Data records:
=== Begin Enclosure ===

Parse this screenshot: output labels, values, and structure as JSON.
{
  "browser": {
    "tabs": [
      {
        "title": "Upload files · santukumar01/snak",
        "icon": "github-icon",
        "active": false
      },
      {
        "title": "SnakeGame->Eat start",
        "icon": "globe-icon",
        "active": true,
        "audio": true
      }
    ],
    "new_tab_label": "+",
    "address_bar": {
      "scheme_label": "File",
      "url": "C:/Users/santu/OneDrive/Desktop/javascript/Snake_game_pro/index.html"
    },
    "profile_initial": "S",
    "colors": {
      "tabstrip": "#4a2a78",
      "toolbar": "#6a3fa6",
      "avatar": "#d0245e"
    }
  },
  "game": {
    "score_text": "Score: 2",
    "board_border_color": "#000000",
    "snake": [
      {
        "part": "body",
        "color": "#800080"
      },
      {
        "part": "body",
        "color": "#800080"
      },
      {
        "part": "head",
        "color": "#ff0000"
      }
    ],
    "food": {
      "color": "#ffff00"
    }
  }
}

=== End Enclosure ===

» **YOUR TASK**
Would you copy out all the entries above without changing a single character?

» **OUTPUT FOR THIS TASK**
Parse this screenshot: output labels, values, and structure as JSON.
{
  "browser": {
    "tabs": [
      {
        "title": "Upload files · santukumar01/snak",
        "icon": "github-icon",
        "active": false
      },
      {
        "title": "SnakeGame->Eat start",
        "icon": "globe-icon",
        "active": true,
        "audio": true
      }
    ],
    "new_tab_label": "+",
    "address_bar": {
      "scheme_label": "File",
      "url": "C:/Users/santu/OneDrive/Desktop/javascript/Snake_game_pro/index.html"
    },
    "profile_initial": "S",
    "colors": {
      "tabstrip": "#4a2a78",
      "toolbar": "#6a3fa6",
      "avatar": "#d0245e"
    }
  },
  "game": {
    "score_text": "Score: 2",
    "board_border_color": "#000000",
    "snake": [
      {
        "part": "body",
        "color": "#800080"
      },
      {
        "part": "body",
        "color": "#800080"
      },
      {
        "part": "head",
        "color": "#ff0000"
      }
    ],
    "food": {
      "color": "#ffff00"
    }
  }
}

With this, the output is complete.